> [Data provided]
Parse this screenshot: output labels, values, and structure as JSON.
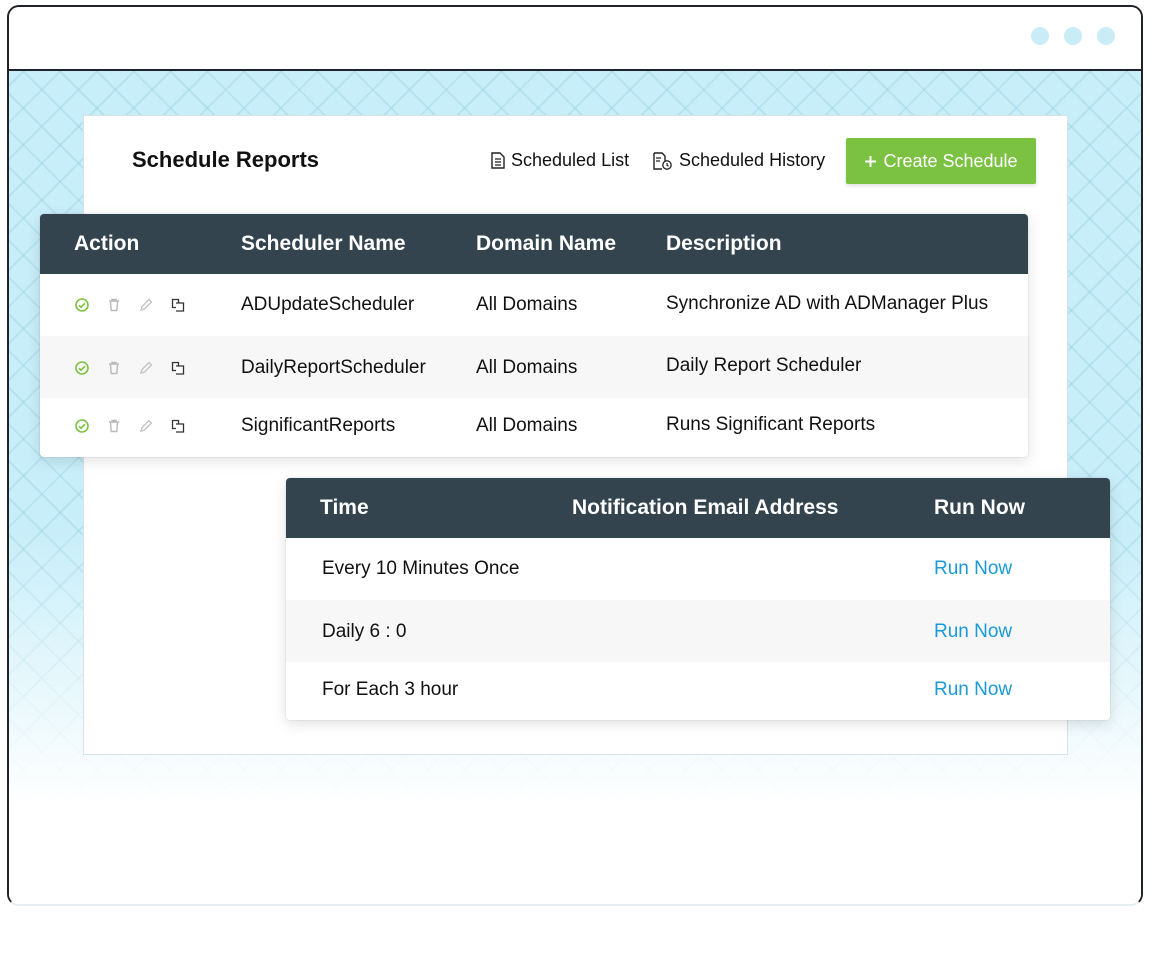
{
  "header": {
    "title": "Schedule Reports",
    "scheduled_list": "Scheduled List",
    "scheduled_history": "Scheduled History",
    "create_schedule": "Create Schedule",
    "create_icon": "plus-icon"
  },
  "schedulers": {
    "columns": [
      "Action",
      "Scheduler Name",
      "Domain Name",
      "Description"
    ],
    "rows": [
      {
        "name": "ADUpdateScheduler",
        "domain": "All Domains",
        "description": "Synchronize AD with ADManager Plus"
      },
      {
        "name": "DailyReportScheduler",
        "domain": "All Domains",
        "description": "Daily Report Scheduler"
      },
      {
        "name": "SignificantReports",
        "domain": "All Domains",
        "description": "Runs Significant Reports"
      }
    ],
    "action_icons": [
      "check-circle-icon",
      "trash-icon",
      "pencil-icon",
      "copy-icon"
    ]
  },
  "details": {
    "columns": [
      "Time",
      "Notification Email Address",
      "Run Now"
    ],
    "rows": [
      {
        "time": "Every 10 Minutes Once",
        "email": "",
        "run": "Run Now"
      },
      {
        "time": "Daily 6 : 0",
        "email": "",
        "run": "Run Now"
      },
      {
        "time": "For Each 3 hour",
        "email": "",
        "run": "Run Now"
      }
    ]
  },
  "colors": {
    "accent_green": "#7cc242",
    "table_header": "#33444f",
    "link_blue": "#1a9ad6",
    "backdrop": "#c8eef9"
  }
}
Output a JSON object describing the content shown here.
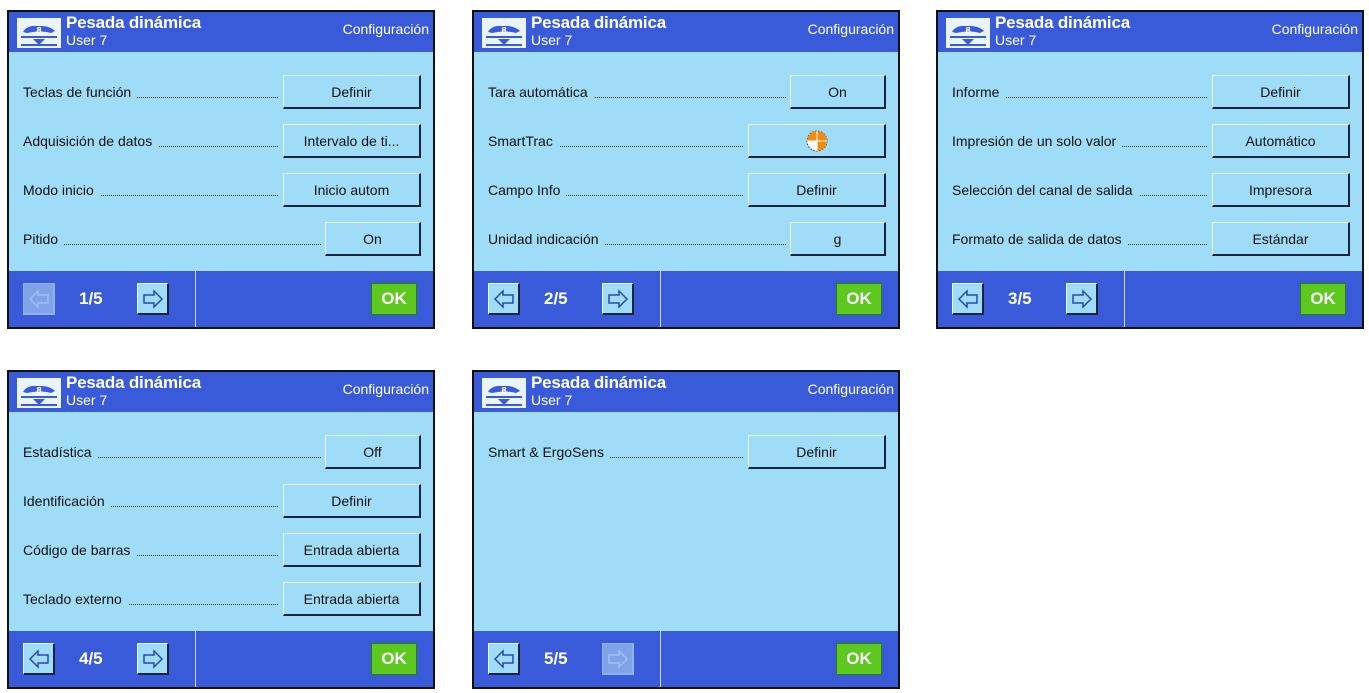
{
  "colors": {
    "header": "#3a5bd9",
    "panel": "#9fdcf8",
    "ok": "#5dc81e"
  },
  "screens": [
    {
      "title": "Pesada dinámica",
      "user": "User 7",
      "mode": "Configuración",
      "page": "1/5",
      "rows": [
        {
          "label": "Teclas de función",
          "value": "Definir"
        },
        {
          "label": "Adquisición de datos",
          "value": "Intervalo de ti..."
        },
        {
          "label": "Modo inicio",
          "value": "Inicio autom"
        },
        {
          "label": "Pitido",
          "value": "On"
        }
      ],
      "ok": "OK"
    },
    {
      "title": "Pesada dinámica",
      "user": "User 7",
      "mode": "Configuración",
      "page": "2/5",
      "rows": [
        {
          "label": "Tara automática",
          "value": "On"
        },
        {
          "label": "SmartTrac",
          "value": "",
          "icon": "smarttrac-icon"
        },
        {
          "label": "Campo Info",
          "value": "Definir"
        },
        {
          "label": "Unidad indicación",
          "value": "g"
        }
      ],
      "ok": "OK"
    },
    {
      "title": "Pesada dinámica",
      "user": "User 7",
      "mode": "Configuración",
      "page": "3/5",
      "rows": [
        {
          "label": "Informe",
          "value": "Definir"
        },
        {
          "label": "Impresión de un solo valor",
          "value": "Automático"
        },
        {
          "label": "Selección del canal de salida",
          "value": "Impresora"
        },
        {
          "label": "Formato de salida de datos",
          "value": "Estándar"
        }
      ],
      "ok": "OK"
    },
    {
      "title": "Pesada dinámica",
      "user": "User 7",
      "mode": "Configuración",
      "page": "4/5",
      "rows": [
        {
          "label": "Estadística",
          "value": "Off"
        },
        {
          "label": "Identificación",
          "value": "Definir"
        },
        {
          "label": "Código de barras",
          "value": "Entrada abierta"
        },
        {
          "label": "Teclado externo",
          "value": "Entrada abierta"
        }
      ],
      "ok": "OK"
    },
    {
      "title": "Pesada dinámica",
      "user": "User 7",
      "mode": "Configuración",
      "page": "5/5",
      "rows": [
        {
          "label": "Smart & ErgoSens",
          "value": "Definir"
        }
      ],
      "ok": "OK"
    }
  ]
}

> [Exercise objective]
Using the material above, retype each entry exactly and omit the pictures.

> [Solution to the exercise]
Parse this screenshot: output labels, values, and structure as JSON.
{
  "header": {
    "title": "Schedule Reports",
    "scheduled_list": "Scheduled List",
    "scheduled_history": "Scheduled History",
    "create_schedule": "Create Schedule",
    "create_icon": "plus-icon"
  },
  "schedulers": {
    "columns": [
      "Action",
      "Scheduler Name",
      "Domain Name",
      "Description"
    ],
    "rows": [
      {
        "name": "ADUpdateScheduler",
        "domain": "All Domains",
        "description": "Synchronize AD with ADManager Plus"
      },
      {
        "name": "DailyReportScheduler",
        "domain": "All Domains",
        "description": "Daily Report Scheduler"
      },
      {
        "name": "SignificantReports",
        "domain": "All Domains",
        "description": "Runs Significant Reports"
      }
    ],
    "action_icons": [
      "check-circle-icon",
      "trash-icon",
      "pencil-icon",
      "copy-icon"
    ]
  },
  "details": {
    "columns": [
      "Time",
      "Notification Email Address",
      "Run Now"
    ],
    "rows": [
      {
        "time": "Every 10 Minutes Once",
        "email": "",
        "run": "Run Now"
      },
      {
        "time": "Daily 6 : 0",
        "email": "",
        "run": "Run Now"
      },
      {
        "time": "For Each 3 hour",
        "email": "",
        "run": "Run Now"
      }
    ]
  },
  "colors": {
    "accent_green": "#7cc242",
    "table_header": "#33444f",
    "link_blue": "#1a9ad6",
    "backdrop": "#c8eef9"
  }
}
Output a JSON object describing the content shown here.
{
  "colors": {
    "header": "#3a5bd9",
    "panel": "#9fdcf8",
    "ok": "#5dc81e"
  },
  "screens": [
    {
      "title": "Pesada dinámica",
      "user": "User 7",
      "mode": "Configuración",
      "page": "1/5",
      "rows": [
        {
          "label": "Teclas de función",
          "value": "Definir"
        },
        {
          "label": "Adquisición de datos",
          "value": "Intervalo de ti..."
        },
        {
          "label": "Modo inicio",
          "value": "Inicio autom"
        },
        {
          "label": "Pitido",
          "value": "On"
        }
      ],
      "ok": "OK"
    },
    {
      "title": "Pesada dinámica",
      "user": "User 7",
      "mode": "Configuración",
      "page": "2/5",
      "rows": [
        {
          "label": "Tara automática",
          "value": "On"
        },
        {
          "label": "SmartTrac",
          "value": "",
          "icon": "smarttrac-icon"
        },
        {
          "label": "Campo Info",
          "value": "Definir"
        },
        {
          "label": "Unidad indicación",
          "value": "g"
        }
      ],
      "ok": "OK"
    },
    {
      "title": "Pesada dinámica",
      "user": "User 7",
      "mode": "Configuración",
      "page": "3/5",
      "rows": [
        {
          "label": "Informe",
          "value": "Definir"
        },
        {
          "label": "Impresión de un solo valor",
          "value": "Automático"
        },
        {
          "label": "Selección del canal de salida",
          "value": "Impresora"
        },
        {
          "label": "Formato de salida de datos",
          "value": "Estándar"
        }
      ],
      "ok": "OK"
    },
    {
      "title": "Pesada dinámica",
      "user": "User 7",
      "mode": "Configuración",
      "page": "4/5",
      "rows": [
        {
          "label": "Estadística",
          "value": "Off"
        },
        {
          "label": "Identificación",
          "value": "Definir"
        },
        {
          "label": "Código de barras",
          "value": "Entrada abierta"
        },
        {
          "label": "Teclado externo",
          "value": "Entrada abierta"
        }
      ],
      "ok": "OK"
    },
    {
      "title": "Pesada dinámica",
      "user": "User 7",
      "mode": "Configuración",
      "page": "5/5",
      "rows": [
        {
          "label": "Smart & ErgoSens",
          "value": "Definir"
        }
      ],
      "ok": "OK"
    }
  ]
}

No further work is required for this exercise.